3 minute read
3 Aug 2013
5:00 am

Last call for pruning

Ludwig Taschner

There is only one question on the minds of rose gardeners: "Do I really have to prune my roses?"


My answer is that not pruning will leave you feeling sorry later on. The reason is that the roses are currently “wearing” their short day leaves and when new growth starts in spring these leaves will be neglected by the plant. The sap in these neglected leaves become concentrated and that creates the right conditions for red spider to breed. Before you know it, the plant will be infected by red spider and this will spread to the new growth.

Red spider infestation, like black spot disease, is dangerous for the plant because it loses its leaves. The bare stems are at risk of being burnt by the sun and later develop stem canker.

The cut-off date for pruning in Gauteng is this weekend – if you want blooms at the beginning to the middle of October. It is possible to delay pruning until August 20, but that means that it will flower much later.


In fact, all leaves must be removed after pruning, even those that look young and healthy. Also, cut out the new basal growth that is still red and sappy. Rather retain last season’s growth that has had the chance to harden. It is also necessary to recondition the soil by digging in last season’s mulch and adding new compost. Loosening the roots while digging around the roses won’t affect them negatively. It is always good to aerate the ground.

When adding compost, make sure that the level of the bed doesn’t rise so that the roses sink deeper into the soil. This will affect them adversely and they won’t shoot as well. However, if the soil has been washed away from the bushes or scratched away by weeding and it is obvious that the big knob is exposed, it is a good idea to bring in extra soil to cover it. New roots will be made and new shorts will sprout out of the knob and the bush will be rejuvenated.

Once the roses start to sprout, observing the quality of sprouting gives one another opportunity for corrective pruning. If it is obvious that there are lots of eyes that have sprouted close to each other and that there would not be enough space for each to develop, one can rub off some of the sprouted eyes or prune away thinner stems back to sprouted eyes on the lower, more substantial, stems.

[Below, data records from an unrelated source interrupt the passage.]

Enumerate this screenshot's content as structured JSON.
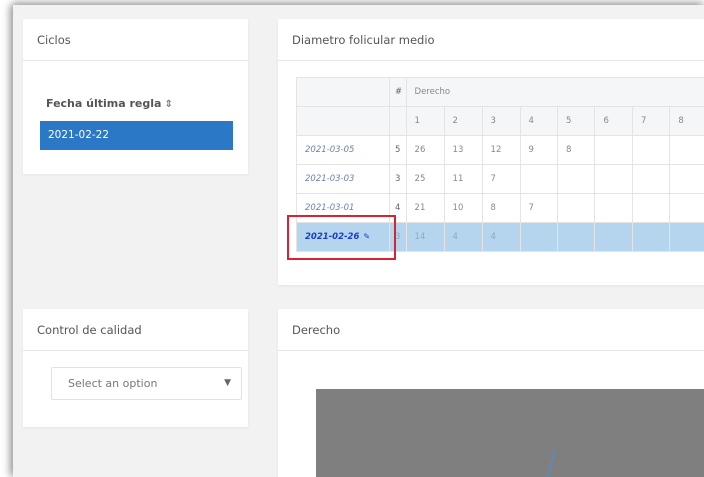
{
  "ciclos": {
    "title": "Ciclos",
    "fur_label": "Fecha última regla",
    "sort_icon": "sort-icon",
    "selected_date": "2021-02-22"
  },
  "diametro": {
    "title": "Diametro folicular medio",
    "hash_label": "#",
    "side_label": "Derecho",
    "columns": [
      "1",
      "2",
      "3",
      "4",
      "5",
      "6",
      "7",
      "8"
    ],
    "rows": [
      {
        "date": "2021-03-05",
        "n": "5",
        "values": [
          "26",
          "13",
          "12",
          "9",
          "8",
          "",
          "",
          ""
        ]
      },
      {
        "date": "2021-03-03",
        "n": "3",
        "values": [
          "25",
          "11",
          "7",
          "",
          "",
          "",
          "",
          ""
        ]
      },
      {
        "date": "2021-03-01",
        "n": "4",
        "values": [
          "21",
          "10",
          "8",
          "7",
          "",
          "",
          "",
          ""
        ]
      },
      {
        "date": "2021-02-26",
        "n": "3",
        "values": [
          "14",
          "4",
          "4",
          "",
          "",
          "",
          "",
          ""
        ],
        "selected": true
      }
    ],
    "highlight_color": "#d9232e",
    "selected_row_color": "#b5d5ef"
  },
  "control": {
    "title": "Control de calidad",
    "select_placeholder": "Select an option"
  },
  "derecho": {
    "title": "Derecho"
  },
  "colors": {
    "primary": "#2a78c6",
    "plot_bg": "#7f7f7f",
    "curve": "#4d8fd6"
  }
}
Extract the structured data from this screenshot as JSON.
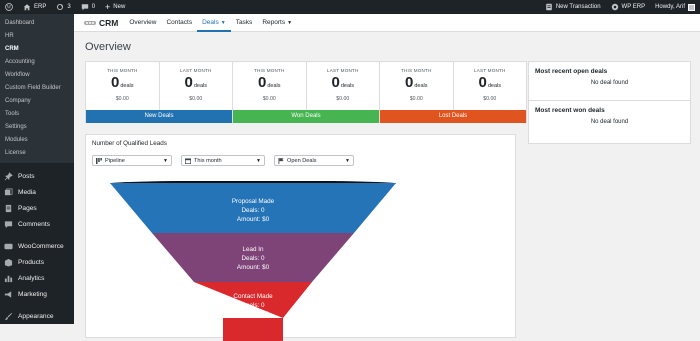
{
  "adminbar": {
    "site": "ERP",
    "updates": "3",
    "comments": "0",
    "new": "New",
    "new_transaction": "New Transaction",
    "wp_erp": "WP ERP",
    "howdy": "Howdy, Arif"
  },
  "sidebar": {
    "submenu": [
      "Dashboard",
      "HR",
      "CRM",
      "Accounting",
      "Workflow",
      "Custom Field Builder",
      "Company",
      "Tools",
      "Settings",
      "Modules",
      "License"
    ],
    "active_index": 2,
    "menu": [
      {
        "label": "Posts",
        "icon": "pin-icon"
      },
      {
        "label": "Media",
        "icon": "media-icon"
      },
      {
        "label": "Pages",
        "icon": "page-icon"
      },
      {
        "label": "Comments",
        "icon": "comment-icon"
      },
      {
        "label": "WooCommerce",
        "icon": "woo-icon"
      },
      {
        "label": "Products",
        "icon": "box-icon"
      },
      {
        "label": "Analytics",
        "icon": "bar-chart-icon"
      },
      {
        "label": "Marketing",
        "icon": "megaphone-icon"
      },
      {
        "label": "Appearance",
        "icon": "brush-icon"
      }
    ]
  },
  "topnav": {
    "brand": "CRM",
    "tabs": [
      "Overview",
      "Contacts",
      "Deals",
      "Tasks",
      "Reports"
    ],
    "active_tab": "Deals"
  },
  "page_title": "Overview",
  "stats": [
    {
      "left_label": "THIS MONTH",
      "left_value": "0",
      "left_unit": "deals",
      "left_amount": "$0.00",
      "right_label": "LAST MONTH",
      "right_value": "0",
      "right_unit": "deals",
      "right_amount": "$0.00",
      "footer": "New Deals",
      "color": "#2271b1"
    },
    {
      "left_label": "THIS MONTH",
      "left_value": "0",
      "left_unit": "deals",
      "left_amount": "$0.00",
      "right_label": "LAST MONTH",
      "right_value": "0",
      "right_unit": "deals",
      "right_amount": "$0.00",
      "footer": "Won Deals",
      "color": "#46b450"
    },
    {
      "left_label": "THIS MONTH",
      "left_value": "0",
      "left_unit": "deals",
      "left_amount": "$0.00",
      "right_label": "LAST MONTH",
      "right_value": "0",
      "right_unit": "deals",
      "right_amount": "$0.00",
      "footer": "Lost Deals",
      "color": "#e0541f"
    }
  ],
  "open_deals": {
    "title": "Most recent open deals",
    "empty": "No deal found"
  },
  "won_deals": {
    "title": "Most recent won deals",
    "empty": "No deal found"
  },
  "leads": {
    "title": "Number of Qualified Leads",
    "filters": [
      {
        "value": "Pipeline",
        "icon": "pipeline-icon"
      },
      {
        "value": "This month",
        "icon": "calendar-icon"
      },
      {
        "value": "Open Deals",
        "icon": "flag-icon"
      }
    ],
    "stages": [
      {
        "name": "Proposal Made",
        "deals": "Deals: 0",
        "amount": "Amount: $0",
        "color": "#2574b8"
      },
      {
        "name": "Lead In",
        "deals": "Deals: 0",
        "amount": "Amount: $0",
        "color": "#7e4478"
      },
      {
        "name": "Contact Made",
        "deals": "Deals: 0",
        "amount": "Amount: $0",
        "color": "#d9292d"
      }
    ]
  }
}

If the sprouted eyes quickly unfold with greenish leaves it indicates that the bush is under stress, not receiving enough water or that the roots are encased in compacted, nutrient-deficient soil. With such restricted sap- flow the plant tries to overcome the problem by producing green leaves quickly. These leaves will start photosynthesising, immediately sending this food down to the roots so they can be strengthened to penetrate the hard soil around them. It is still a good time to fix this.

Another task to be carried out in August is to replace the ties of standard roses and to make sure that they are secure. Mulching should be delayed until end of August, early September. Until then one wants the soil to warm up.